My husband and I didn’t argue about my son’s first name. We argued about the last name. At first, I didn’t have a strong opinion, so we gave my son my husband’s name: Rodriguez.
But then I got cold feet. I worried that our son would face discrimination for his name. My husband said, “Don't worry, I get it all the time. He'll get used to it.”
I was surprised to hear that my husband experiences discrimination. Part of seeing someone as a minority is seeing him as other. So, because he's my husband, I don't think of him as a minority. But here's an example he gave me: He works with a think tank that researches solutions to homelessness. Sometimes when he meets with leaders of homeless shelters, the leaders mistake my husband for one of the homeless. This never happens to his counterpart: Jay Alexander .
But my husband kept telling me it doesn't matter. He said that to me once a week for nine months until I believed him.
What did I know? I have never had a name that identifies me as a minority, so I don't know what it's like. My great-grandfather changed the family name so that it would not sound Jewish and his sons could get through Harvard's quota system. (The change worked, they got in.) In the family tradition of changing one's name for one's politics, I changed my last name when I was in my early twenties because I didn't want to be part of a patriarchal naming structure. (In this case, I'm not sure if the change did anything.)
My husband always says, “It's no big deal.” But now I am sure that it is a big deal.
A recent study from the University of Chicago and MIT shows that people who have names that are typically from minorities are much less likely to get a job. In this study, hundreds of fake resumes with very similar qualifications were sent in response to entry-level job advertisements. A resume from a name like Amy Alexander was fifty percent more likely to get an interview than a resume from a name like Latoya Washington.
This shouldn't surprise me — of course people like to hire people who are like them. And minorities are not running the show in corporate America. In fact, I am guilty, also. Even though I know that diversity enhances workplace success, I also know that managing someone like myself is a lot easier than managing someone who's not like me; it's so much easier to lead people who are already thinking in the same way that I am.
So I can talk until I'm blue in the face about diversity, but I have to admit that I have preconceptions about someone with the last name of Rodriguez and someone whose last name is Alexander. I don't want to have preconceptions, but we can't always control those things. So I thought of changing my son's last name, but then I thought, that's a cop out.
I want to believe that we can control how we approach resumes so that we mitigate our preconceptions by reading resumes without reading names. Each of us is more likely to interview more minorities if we do not read names. It's a simple process that will teach each of us something about our prejudices and ourselves.

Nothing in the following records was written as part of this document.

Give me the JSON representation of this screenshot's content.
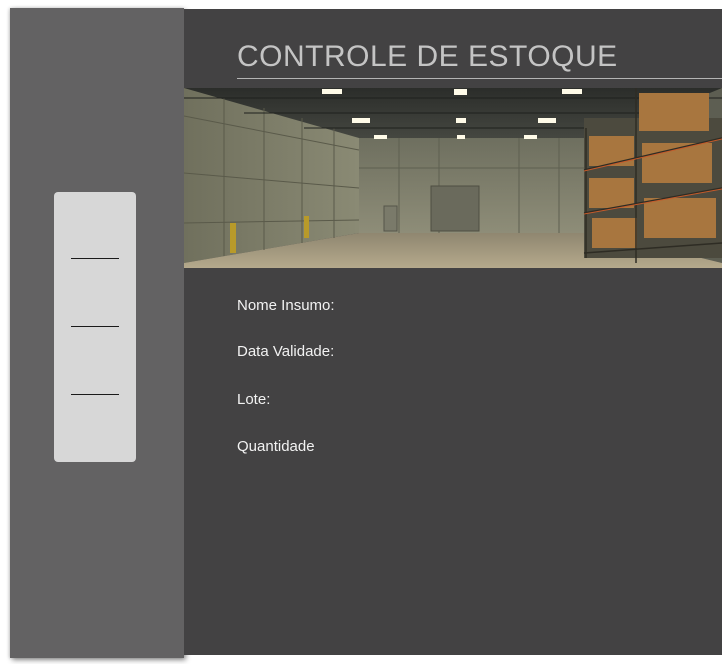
{
  "header": {
    "title": "CONTROLE DE ESTOQUE"
  },
  "banner": {
    "image": "warehouse-interior-photo"
  },
  "form": {
    "labels": {
      "nome_insumo": "Nome Insumo:",
      "data_validade": "Data Validade:",
      "lote": "Lote:",
      "quantidade": "Quantidade"
    }
  },
  "sidebar": {
    "menu_items": [
      "",
      "",
      ""
    ]
  },
  "colors": {
    "sidebar_bg": "#636263",
    "main_bg": "#434243",
    "menu_card_bg": "#d7d7d7",
    "title_color": "#c4c4c4",
    "label_color": "#f2f2f2"
  }
}
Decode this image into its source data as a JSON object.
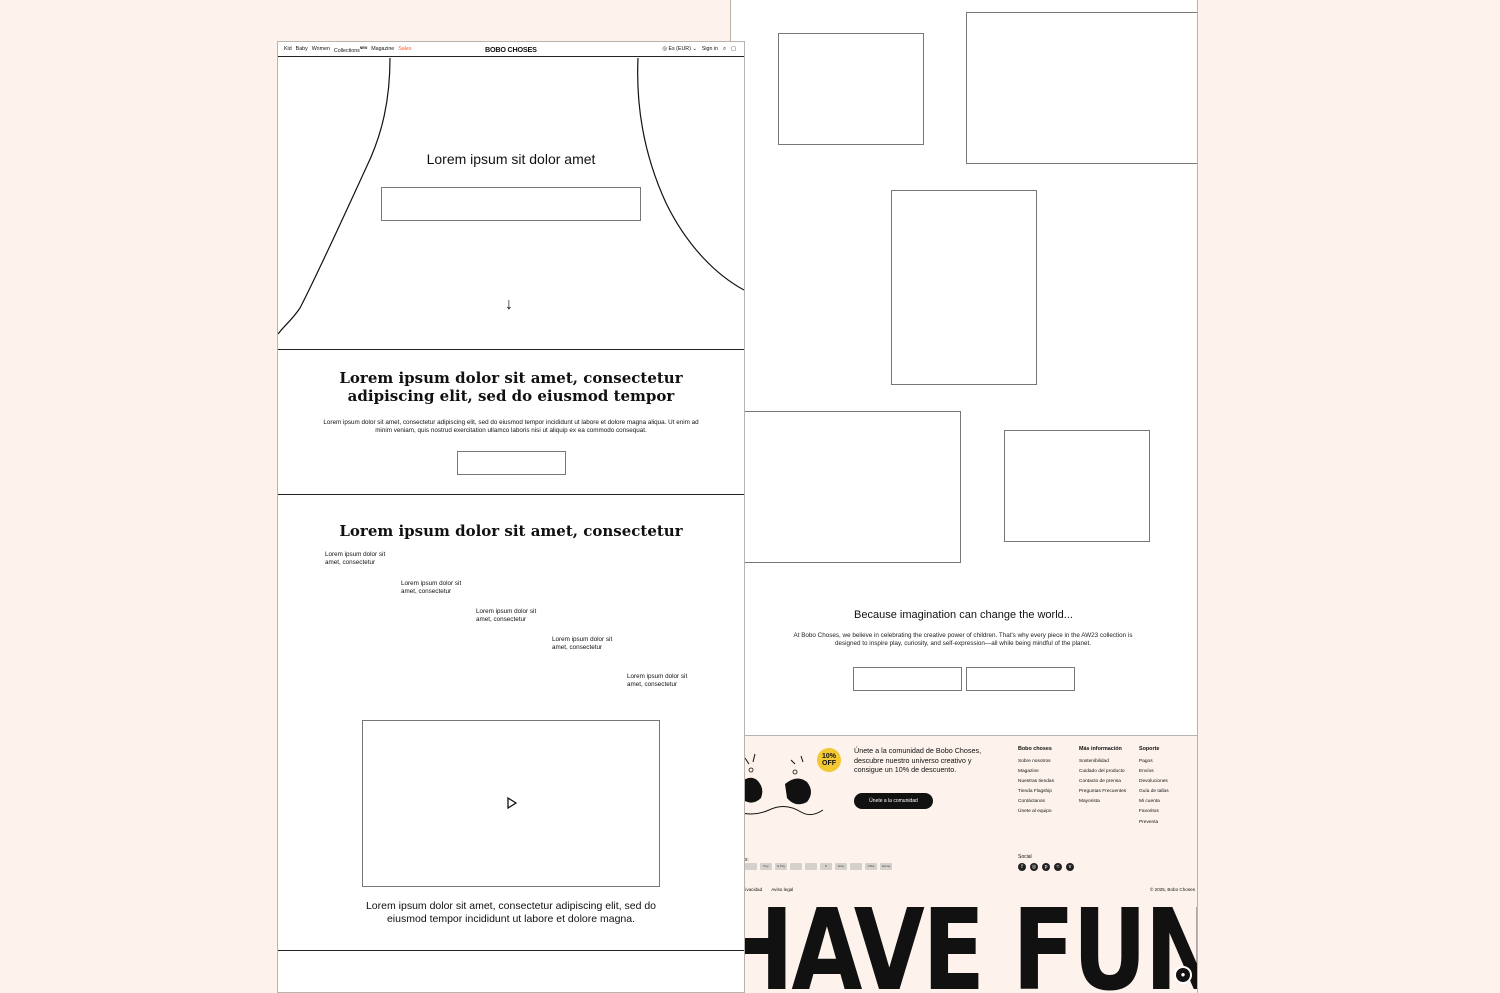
{
  "nav": {
    "links": [
      {
        "label": "Kid"
      },
      {
        "label": "Baby"
      },
      {
        "label": "Women"
      },
      {
        "label": "Collections",
        "badge": "NEW"
      },
      {
        "label": "Magazine"
      },
      {
        "label": "Sales"
      }
    ],
    "logo": "BOBO CHOSES",
    "currency": "Es (EUR)",
    "sign_in": "Sign in",
    "icons": [
      "globe-icon",
      "chevron-down-icon",
      "search-icon",
      "bag-icon"
    ]
  },
  "hero": {
    "title": "Lorem ipsum sit dolor amet",
    "scroll_glyph": "↓"
  },
  "intro": {
    "title": "Lorem ipsum dolor sit amet, consectetur adipiscing elit, sed do eiusmod tempor",
    "text": "Lorem ipsum dolor sit amet, consectetur adipiscing elit, sed do eiusmod tempor incididunt ut labore et dolore magna aliqua. Ut enim ad minim veniam, quis nostrud exercitation ullamco laboris nisi ut aliquip ex ea commodo consequat."
  },
  "features": {
    "title": "Lorem ipsum dolor sit amet, consectetur",
    "steps": [
      "Lorem ipsum dolor sit amet, consectetur",
      "Lorem ipsum dolor sit amet, consectetur",
      "Lorem ipsum dolor sit amet, consectetur",
      "Lorem ipsum dolor sit amet, consectetur",
      "Lorem ipsum dolor sit amet, consectetur"
    ],
    "video_caption": "Lorem ipsum dolor sit amet, consectetur adipiscing elit, sed do eiusmod tempor incididunt ut labore et dolore magna."
  },
  "imagination": {
    "title": "Because imagination can change the world...",
    "text": "At Bobo Choses, we believe in celebrating the creative power of children. That's why every piece in the AW23 collection is designed to inspire play, curiosity, and self-expression—all while being mindful of the planet."
  },
  "footer": {
    "badge_line1": "10%",
    "badge_line2": "OFF",
    "community_text": "Únete a la comunidad de Bobo Choses, descubre nuestro universo creativo y consigue un 10% de descuento.",
    "community_button": "Únete a la comunidad",
    "columns": [
      {
        "heading": "Bobo choses",
        "links": [
          "Sobre nosotros",
          "Magazine",
          "Nuestras tiendas",
          "Tienda Flagship",
          "Contáctanos",
          "Únete al equipo"
        ]
      },
      {
        "heading": "Más información",
        "links": [
          "Sostenibilidad",
          "Cuidado del producto",
          "Contacto de prensa",
          "Preguntas Frecuentes",
          "Mayorista"
        ]
      },
      {
        "heading": "Soporte",
        "links": [
          "Pagos",
          "Envíos",
          "Devoluciones",
          "Guía de tallas",
          "Mi cuenta",
          "Favoritos",
          "Preventa"
        ]
      }
    ],
    "payments_label": "ptamos:",
    "payments": [
      "",
      "Pay",
      "G Pay",
      "",
      "",
      "P",
      "shop",
      "",
      "VISA",
      "klarna"
    ],
    "social_label": "Social",
    "social": [
      "facebook-icon",
      "instagram-icon",
      "pinterest-icon",
      "spotify-icon",
      "vimeo-icon"
    ],
    "legal": [
      "a de privacidad",
      "Aviso legal"
    ],
    "copyright": "© 2025, Bobo Choses",
    "big_text": "HAVE FUN"
  },
  "colors": {
    "background": "#fdf2ec",
    "sales": "#ff5a2c",
    "badge": "#f3c833",
    "ink": "#111111"
  }
}
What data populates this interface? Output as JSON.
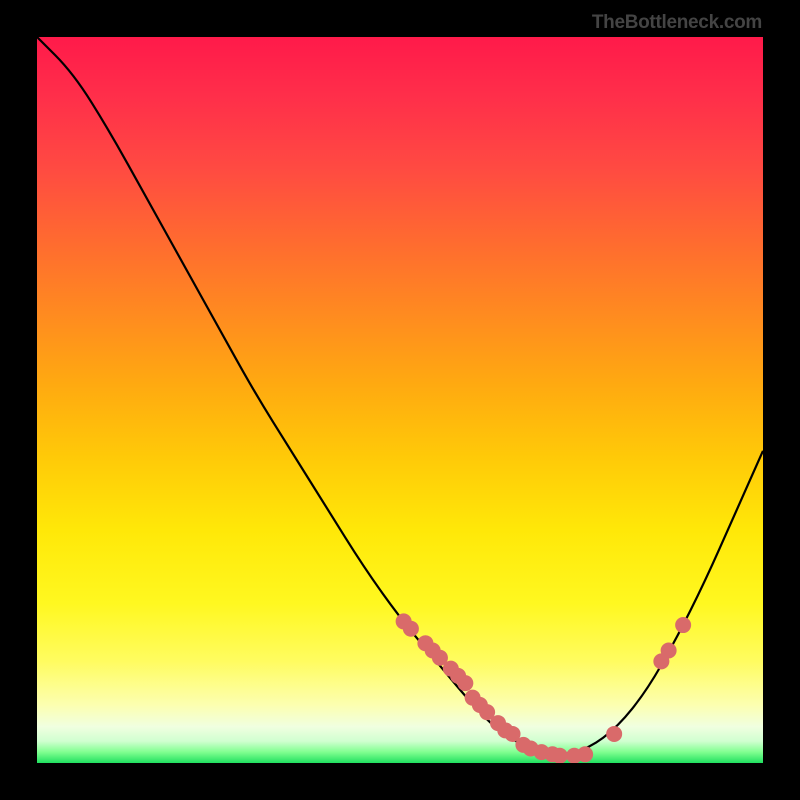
{
  "brand": "TheBottleneck.com",
  "chart_data": {
    "type": "line",
    "title": "",
    "xlabel": "",
    "ylabel": "",
    "xlim": [
      0,
      1
    ],
    "ylim": [
      0,
      1
    ],
    "series": [
      {
        "name": "curve",
        "x": [
          0.0,
          0.05,
          0.1,
          0.15,
          0.2,
          0.25,
          0.3,
          0.35,
          0.4,
          0.45,
          0.5,
          0.55,
          0.6,
          0.64,
          0.68,
          0.72,
          0.76,
          0.8,
          0.84,
          0.88,
          0.92,
          0.96,
          1.0
        ],
        "values": [
          1.0,
          0.95,
          0.87,
          0.78,
          0.69,
          0.6,
          0.51,
          0.43,
          0.35,
          0.27,
          0.2,
          0.14,
          0.08,
          0.04,
          0.02,
          0.01,
          0.02,
          0.05,
          0.1,
          0.17,
          0.25,
          0.34,
          0.43
        ]
      }
    ],
    "markers": {
      "x": [
        0.505,
        0.515,
        0.535,
        0.545,
        0.555,
        0.57,
        0.58,
        0.59,
        0.6,
        0.61,
        0.62,
        0.635,
        0.645,
        0.655,
        0.67,
        0.68,
        0.695,
        0.71,
        0.72,
        0.74,
        0.755,
        0.795,
        0.86,
        0.87,
        0.89
      ],
      "y": [
        0.195,
        0.185,
        0.165,
        0.155,
        0.145,
        0.13,
        0.12,
        0.11,
        0.09,
        0.08,
        0.07,
        0.055,
        0.045,
        0.04,
        0.025,
        0.02,
        0.015,
        0.012,
        0.01,
        0.01,
        0.012,
        0.04,
        0.14,
        0.155,
        0.19
      ],
      "color": "#d96a6a",
      "radius": 8
    },
    "colors": {
      "line": "#000000"
    }
  }
}
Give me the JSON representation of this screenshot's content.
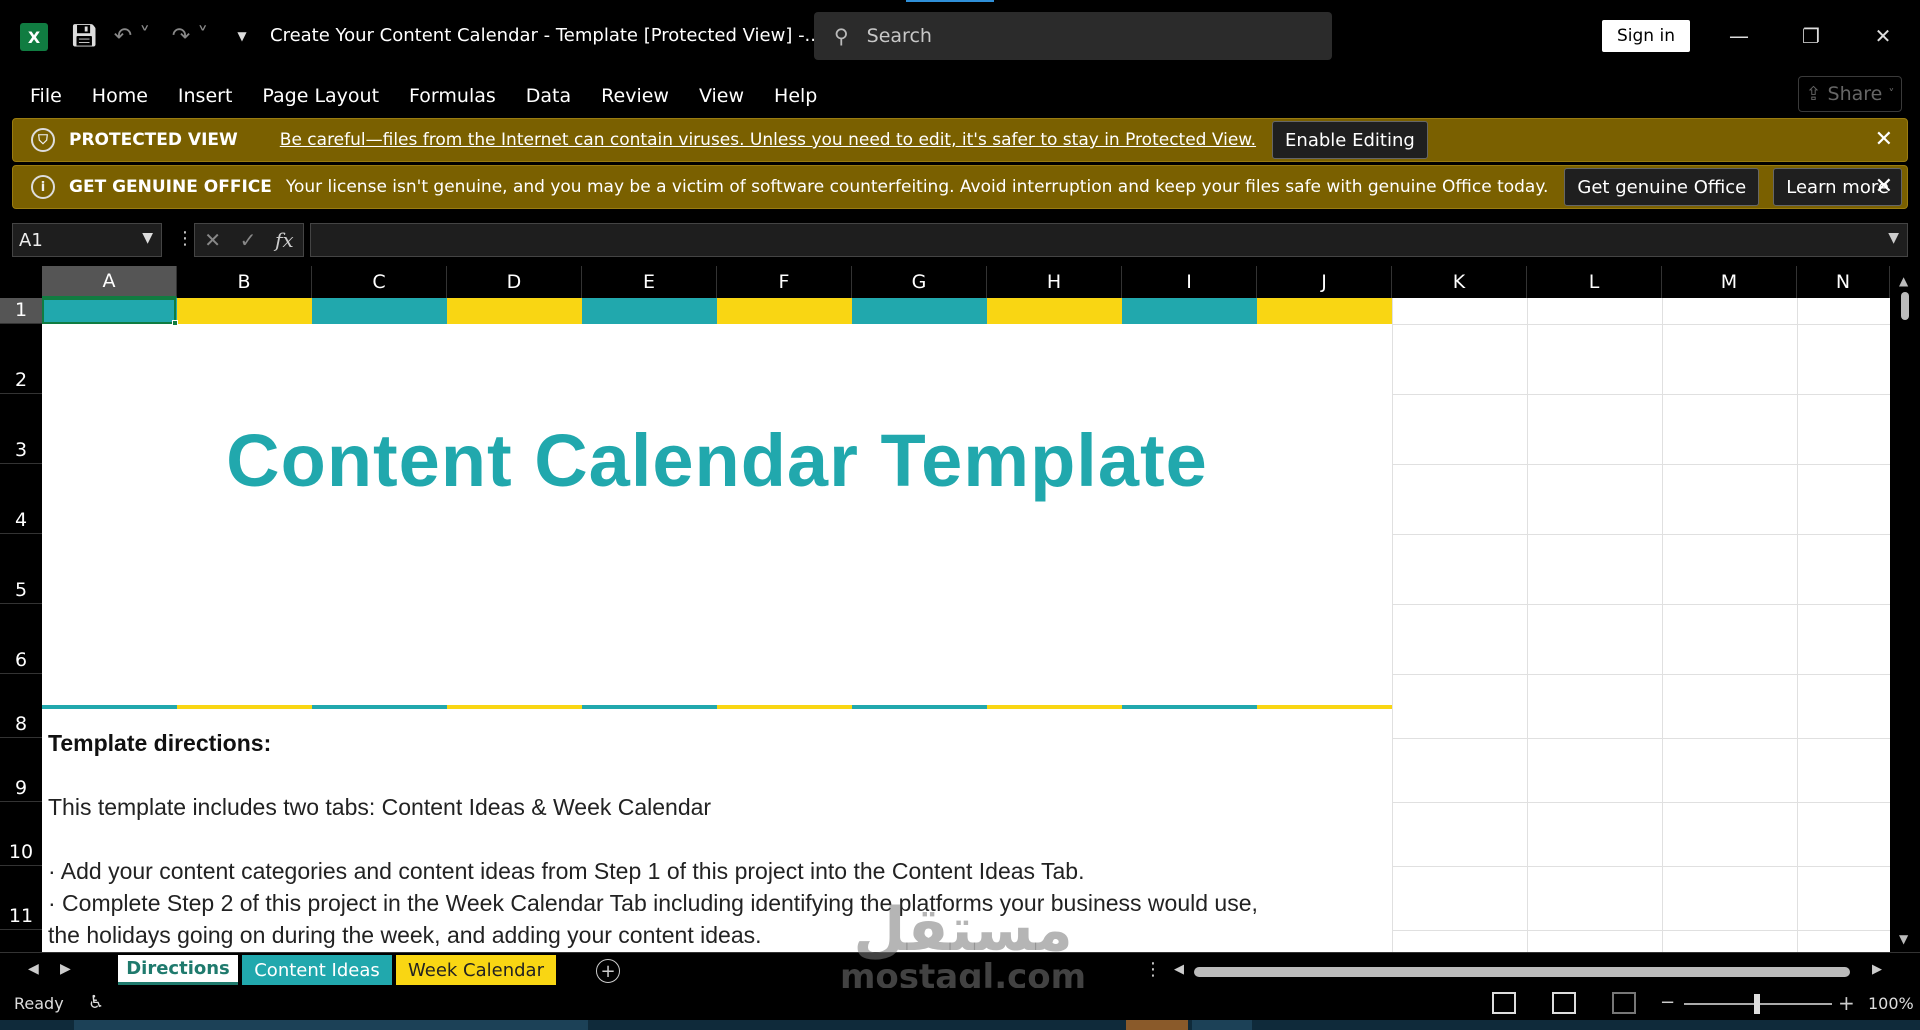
{
  "window": {
    "title": "Create Your Content Calendar - Template  [Protected View]  -...",
    "search_placeholder": "Search",
    "sign_in_label": "Sign in",
    "minimize": "—",
    "restore": "❐",
    "close": "✕"
  },
  "ribbon": {
    "tabs": [
      "File",
      "Home",
      "Insert",
      "Page Layout",
      "Formulas",
      "Data",
      "Review",
      "View",
      "Help"
    ],
    "share_label": "Share"
  },
  "banners": {
    "protected": {
      "title": "PROTECTED VIEW",
      "message": "Be careful—files from the Internet can contain viruses. Unless you need to edit, it's safer to stay in Protected View.",
      "button": "Enable Editing"
    },
    "genuine": {
      "title": "GET GENUINE OFFICE",
      "message": "Your license isn't genuine, and you may be a victim of software counterfeiting. Avoid interruption and keep your files safe with genuine Office today.",
      "button_primary": "Get genuine Office",
      "button_secondary": "Learn more"
    }
  },
  "formula_bar": {
    "name_box": "A1",
    "fx_label": "fx",
    "value": ""
  },
  "grid": {
    "columns": [
      "A",
      "B",
      "C",
      "D",
      "E",
      "F",
      "G",
      "H",
      "I",
      "J",
      "K",
      "L",
      "M",
      "N"
    ],
    "rows": [
      "1",
      "2",
      "3",
      "4",
      "5",
      "6",
      "8",
      "9",
      "10",
      "11"
    ],
    "stripe_colors": [
      "#21a8ad",
      "#f9d613"
    ],
    "title": "Content Calendar Template",
    "directions_heading": "Template directions:",
    "directions_lines": [
      "This template includes two tabs: Content Ideas & Week Calendar",
      "· Add your content categories and content ideas from Step 1 of this project into the Content Ideas Tab.",
      "· Complete Step 2 of this project in the Week Calendar Tab including identifying the platforms your business would use,",
      "the holidays going on during the week, and adding your content ideas."
    ]
  },
  "sheets": {
    "tabs": [
      {
        "label": "Directions",
        "active": true
      },
      {
        "label": "Content Ideas",
        "active": false
      },
      {
        "label": "Week Calendar",
        "active": false
      }
    ]
  },
  "status_bar": {
    "status": "Ready",
    "zoom": "100%"
  },
  "watermark": {
    "arabic": "مستقل",
    "latin": "mostaql.com"
  }
}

While studies show that managing diversity improves one's career, people still resist hiring diverse teams. This means the issue of diversity is no longer convincing people it's good for the office, the issue is convincing individual people that they are part of the problem. And each of us is. So give name-blind resumes a try. See what happens. And who knows? Maybe one day, that resume you might have skipped will be my son's.